[Exercise instructions]
Which lines in the records below contain the word "date"? Report each of them.

[Data entries]
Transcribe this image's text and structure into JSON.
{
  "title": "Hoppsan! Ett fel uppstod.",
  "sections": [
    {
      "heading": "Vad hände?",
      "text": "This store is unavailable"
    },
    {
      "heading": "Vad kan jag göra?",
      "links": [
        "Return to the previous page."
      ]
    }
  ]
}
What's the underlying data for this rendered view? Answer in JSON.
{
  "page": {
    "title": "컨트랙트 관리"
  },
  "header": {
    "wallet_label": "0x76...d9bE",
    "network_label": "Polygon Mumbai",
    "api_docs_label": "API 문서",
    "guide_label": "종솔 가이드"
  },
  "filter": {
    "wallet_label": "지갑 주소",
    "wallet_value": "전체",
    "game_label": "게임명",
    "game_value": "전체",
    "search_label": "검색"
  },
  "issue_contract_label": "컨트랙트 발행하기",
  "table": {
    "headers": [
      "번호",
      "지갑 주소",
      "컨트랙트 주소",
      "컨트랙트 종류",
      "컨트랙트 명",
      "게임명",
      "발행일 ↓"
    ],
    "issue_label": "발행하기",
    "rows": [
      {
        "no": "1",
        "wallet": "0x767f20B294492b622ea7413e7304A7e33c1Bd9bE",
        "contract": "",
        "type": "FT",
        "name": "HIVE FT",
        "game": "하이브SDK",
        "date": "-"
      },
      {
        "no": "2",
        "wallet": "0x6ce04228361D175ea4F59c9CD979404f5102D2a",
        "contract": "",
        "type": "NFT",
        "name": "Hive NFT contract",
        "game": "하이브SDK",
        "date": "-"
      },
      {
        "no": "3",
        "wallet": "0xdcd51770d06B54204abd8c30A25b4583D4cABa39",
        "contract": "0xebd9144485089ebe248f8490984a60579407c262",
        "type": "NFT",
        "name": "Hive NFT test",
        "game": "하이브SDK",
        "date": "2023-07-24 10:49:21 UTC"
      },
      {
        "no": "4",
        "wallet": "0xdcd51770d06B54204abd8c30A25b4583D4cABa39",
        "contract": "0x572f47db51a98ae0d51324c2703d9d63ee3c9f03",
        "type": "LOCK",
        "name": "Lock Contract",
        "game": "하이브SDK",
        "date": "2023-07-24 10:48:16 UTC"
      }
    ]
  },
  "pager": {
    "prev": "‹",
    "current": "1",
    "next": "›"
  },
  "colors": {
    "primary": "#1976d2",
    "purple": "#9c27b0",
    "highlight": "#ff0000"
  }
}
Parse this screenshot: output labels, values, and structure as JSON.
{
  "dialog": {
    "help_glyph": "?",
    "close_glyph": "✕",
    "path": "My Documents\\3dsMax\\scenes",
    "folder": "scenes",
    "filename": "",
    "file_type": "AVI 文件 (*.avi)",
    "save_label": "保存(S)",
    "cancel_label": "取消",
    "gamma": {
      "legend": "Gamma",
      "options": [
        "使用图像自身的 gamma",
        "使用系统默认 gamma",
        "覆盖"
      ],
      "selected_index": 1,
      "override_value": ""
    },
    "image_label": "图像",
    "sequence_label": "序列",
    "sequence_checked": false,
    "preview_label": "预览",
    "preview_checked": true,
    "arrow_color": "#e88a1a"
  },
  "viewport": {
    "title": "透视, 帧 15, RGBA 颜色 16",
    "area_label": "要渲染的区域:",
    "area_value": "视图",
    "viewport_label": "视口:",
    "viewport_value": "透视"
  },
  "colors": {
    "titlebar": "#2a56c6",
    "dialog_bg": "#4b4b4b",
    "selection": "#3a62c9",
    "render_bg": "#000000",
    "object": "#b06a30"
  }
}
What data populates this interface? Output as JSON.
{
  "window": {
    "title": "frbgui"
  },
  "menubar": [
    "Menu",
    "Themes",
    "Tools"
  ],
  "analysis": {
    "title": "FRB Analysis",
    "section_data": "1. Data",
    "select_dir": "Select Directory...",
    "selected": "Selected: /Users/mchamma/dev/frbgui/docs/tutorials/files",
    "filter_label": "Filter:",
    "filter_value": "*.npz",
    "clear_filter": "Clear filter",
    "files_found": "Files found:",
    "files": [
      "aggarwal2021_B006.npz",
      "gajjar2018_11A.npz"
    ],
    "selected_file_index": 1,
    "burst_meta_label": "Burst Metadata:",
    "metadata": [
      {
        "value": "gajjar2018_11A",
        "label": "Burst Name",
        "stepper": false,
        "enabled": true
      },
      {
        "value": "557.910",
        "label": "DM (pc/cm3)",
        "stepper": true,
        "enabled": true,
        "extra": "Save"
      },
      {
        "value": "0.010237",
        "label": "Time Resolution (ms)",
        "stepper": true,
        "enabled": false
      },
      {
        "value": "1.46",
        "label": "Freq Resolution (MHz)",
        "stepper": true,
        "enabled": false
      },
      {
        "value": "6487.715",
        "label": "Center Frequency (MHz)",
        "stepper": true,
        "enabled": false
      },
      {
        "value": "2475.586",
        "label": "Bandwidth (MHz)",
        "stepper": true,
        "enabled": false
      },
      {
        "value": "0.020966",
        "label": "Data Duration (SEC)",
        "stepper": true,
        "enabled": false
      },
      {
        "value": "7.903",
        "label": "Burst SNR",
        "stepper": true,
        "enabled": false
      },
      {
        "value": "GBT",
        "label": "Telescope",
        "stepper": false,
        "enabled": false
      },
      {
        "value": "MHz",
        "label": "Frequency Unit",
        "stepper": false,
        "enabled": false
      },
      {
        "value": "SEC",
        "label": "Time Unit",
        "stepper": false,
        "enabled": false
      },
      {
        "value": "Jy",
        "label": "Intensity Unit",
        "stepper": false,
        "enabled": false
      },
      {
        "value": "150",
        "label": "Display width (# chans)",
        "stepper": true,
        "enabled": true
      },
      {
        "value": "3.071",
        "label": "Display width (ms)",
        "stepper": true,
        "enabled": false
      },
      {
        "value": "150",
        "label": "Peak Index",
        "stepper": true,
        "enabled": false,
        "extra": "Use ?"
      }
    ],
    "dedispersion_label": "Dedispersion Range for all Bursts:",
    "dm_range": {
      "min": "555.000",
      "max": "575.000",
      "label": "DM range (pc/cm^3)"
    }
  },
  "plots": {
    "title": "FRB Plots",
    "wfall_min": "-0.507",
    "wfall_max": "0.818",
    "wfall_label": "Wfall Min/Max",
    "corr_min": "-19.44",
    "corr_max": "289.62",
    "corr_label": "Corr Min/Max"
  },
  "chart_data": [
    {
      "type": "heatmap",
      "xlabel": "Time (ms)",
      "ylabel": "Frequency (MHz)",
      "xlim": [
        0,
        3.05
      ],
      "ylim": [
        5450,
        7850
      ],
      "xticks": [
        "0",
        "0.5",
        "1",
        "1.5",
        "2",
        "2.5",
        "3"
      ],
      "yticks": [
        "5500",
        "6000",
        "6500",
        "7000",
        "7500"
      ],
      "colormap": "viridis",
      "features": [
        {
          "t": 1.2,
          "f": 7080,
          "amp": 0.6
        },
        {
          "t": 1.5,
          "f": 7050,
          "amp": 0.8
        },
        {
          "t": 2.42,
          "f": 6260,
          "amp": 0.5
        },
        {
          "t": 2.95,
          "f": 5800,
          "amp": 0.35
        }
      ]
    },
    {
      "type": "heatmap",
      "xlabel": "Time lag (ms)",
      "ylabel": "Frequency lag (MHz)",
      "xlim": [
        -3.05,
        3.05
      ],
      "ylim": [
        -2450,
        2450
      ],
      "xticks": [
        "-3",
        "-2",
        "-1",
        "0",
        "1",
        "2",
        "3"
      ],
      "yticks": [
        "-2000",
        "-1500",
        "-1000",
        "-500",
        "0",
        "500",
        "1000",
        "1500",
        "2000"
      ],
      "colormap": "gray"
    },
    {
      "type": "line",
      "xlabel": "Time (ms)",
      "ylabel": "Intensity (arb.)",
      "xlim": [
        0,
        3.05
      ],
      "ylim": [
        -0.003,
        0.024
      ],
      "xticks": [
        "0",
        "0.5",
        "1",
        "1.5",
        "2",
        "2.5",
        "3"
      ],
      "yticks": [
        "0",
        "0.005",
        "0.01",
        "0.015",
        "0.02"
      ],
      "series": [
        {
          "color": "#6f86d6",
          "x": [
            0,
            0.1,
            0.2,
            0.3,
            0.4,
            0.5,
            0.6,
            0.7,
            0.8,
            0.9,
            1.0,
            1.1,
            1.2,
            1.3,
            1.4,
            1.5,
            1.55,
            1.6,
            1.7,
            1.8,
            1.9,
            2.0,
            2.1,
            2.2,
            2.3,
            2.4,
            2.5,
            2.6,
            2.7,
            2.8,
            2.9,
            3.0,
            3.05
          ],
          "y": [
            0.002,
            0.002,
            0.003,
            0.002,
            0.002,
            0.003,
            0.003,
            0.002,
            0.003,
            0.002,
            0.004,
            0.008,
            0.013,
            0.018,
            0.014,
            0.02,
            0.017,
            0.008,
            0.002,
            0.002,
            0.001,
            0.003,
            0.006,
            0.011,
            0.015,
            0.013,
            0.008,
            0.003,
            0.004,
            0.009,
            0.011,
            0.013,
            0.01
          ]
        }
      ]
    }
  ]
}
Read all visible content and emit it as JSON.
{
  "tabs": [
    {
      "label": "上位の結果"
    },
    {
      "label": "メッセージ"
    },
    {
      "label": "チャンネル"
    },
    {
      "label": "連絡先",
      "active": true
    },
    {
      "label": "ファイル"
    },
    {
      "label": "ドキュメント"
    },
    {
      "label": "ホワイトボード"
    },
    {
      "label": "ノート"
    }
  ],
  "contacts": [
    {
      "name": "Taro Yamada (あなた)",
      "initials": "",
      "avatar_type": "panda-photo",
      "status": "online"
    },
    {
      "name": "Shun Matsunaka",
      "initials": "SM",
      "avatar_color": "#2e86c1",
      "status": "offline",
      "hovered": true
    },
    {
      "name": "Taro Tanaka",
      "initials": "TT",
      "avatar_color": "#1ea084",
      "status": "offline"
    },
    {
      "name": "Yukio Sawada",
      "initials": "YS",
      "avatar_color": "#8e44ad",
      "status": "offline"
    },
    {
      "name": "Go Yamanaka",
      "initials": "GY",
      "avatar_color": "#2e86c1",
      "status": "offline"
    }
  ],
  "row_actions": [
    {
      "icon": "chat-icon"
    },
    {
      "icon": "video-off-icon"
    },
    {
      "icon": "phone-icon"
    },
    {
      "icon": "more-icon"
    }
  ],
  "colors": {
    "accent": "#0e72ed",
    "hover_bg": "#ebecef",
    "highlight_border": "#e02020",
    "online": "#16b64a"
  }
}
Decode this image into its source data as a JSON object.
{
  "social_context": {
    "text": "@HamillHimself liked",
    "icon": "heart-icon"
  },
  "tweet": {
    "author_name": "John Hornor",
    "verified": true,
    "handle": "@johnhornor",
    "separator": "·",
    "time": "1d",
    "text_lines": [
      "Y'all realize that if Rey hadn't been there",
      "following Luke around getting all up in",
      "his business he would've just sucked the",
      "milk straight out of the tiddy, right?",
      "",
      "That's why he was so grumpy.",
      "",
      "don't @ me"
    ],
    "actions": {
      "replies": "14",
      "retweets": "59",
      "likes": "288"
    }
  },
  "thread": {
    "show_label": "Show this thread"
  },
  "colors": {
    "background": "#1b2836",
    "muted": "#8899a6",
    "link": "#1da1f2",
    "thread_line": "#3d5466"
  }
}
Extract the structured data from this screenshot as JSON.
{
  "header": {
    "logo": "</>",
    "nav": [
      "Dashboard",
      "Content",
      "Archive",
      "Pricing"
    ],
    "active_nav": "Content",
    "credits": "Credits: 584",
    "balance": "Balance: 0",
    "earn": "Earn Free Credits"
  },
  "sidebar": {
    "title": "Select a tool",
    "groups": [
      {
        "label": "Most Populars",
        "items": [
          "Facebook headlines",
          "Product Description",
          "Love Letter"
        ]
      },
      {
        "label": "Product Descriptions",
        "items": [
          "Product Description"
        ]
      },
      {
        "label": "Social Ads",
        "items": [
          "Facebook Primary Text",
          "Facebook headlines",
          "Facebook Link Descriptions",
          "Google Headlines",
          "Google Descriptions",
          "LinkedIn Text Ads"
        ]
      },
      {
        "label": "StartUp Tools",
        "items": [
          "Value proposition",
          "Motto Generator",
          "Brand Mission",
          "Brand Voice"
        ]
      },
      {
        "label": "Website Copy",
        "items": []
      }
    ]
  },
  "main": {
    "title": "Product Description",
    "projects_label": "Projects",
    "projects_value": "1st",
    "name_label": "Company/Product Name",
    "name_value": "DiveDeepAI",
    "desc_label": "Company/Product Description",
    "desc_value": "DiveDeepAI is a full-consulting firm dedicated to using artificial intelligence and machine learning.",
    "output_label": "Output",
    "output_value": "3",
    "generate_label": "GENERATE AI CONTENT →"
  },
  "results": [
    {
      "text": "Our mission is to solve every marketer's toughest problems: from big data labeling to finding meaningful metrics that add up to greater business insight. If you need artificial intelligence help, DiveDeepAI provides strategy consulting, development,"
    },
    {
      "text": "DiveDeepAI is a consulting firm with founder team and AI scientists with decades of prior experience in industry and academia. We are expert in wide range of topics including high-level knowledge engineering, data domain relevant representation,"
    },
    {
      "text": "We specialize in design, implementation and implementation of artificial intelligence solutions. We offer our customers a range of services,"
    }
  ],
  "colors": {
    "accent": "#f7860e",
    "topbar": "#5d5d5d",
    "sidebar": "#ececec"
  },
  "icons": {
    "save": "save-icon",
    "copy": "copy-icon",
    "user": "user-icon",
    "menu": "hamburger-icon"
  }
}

[Output]
        "date": "-"
        "date": "-"
        "date": "2023-07-24 10:49:21 UTC"
        "date": "2023-07-24 10:48:16 UTC"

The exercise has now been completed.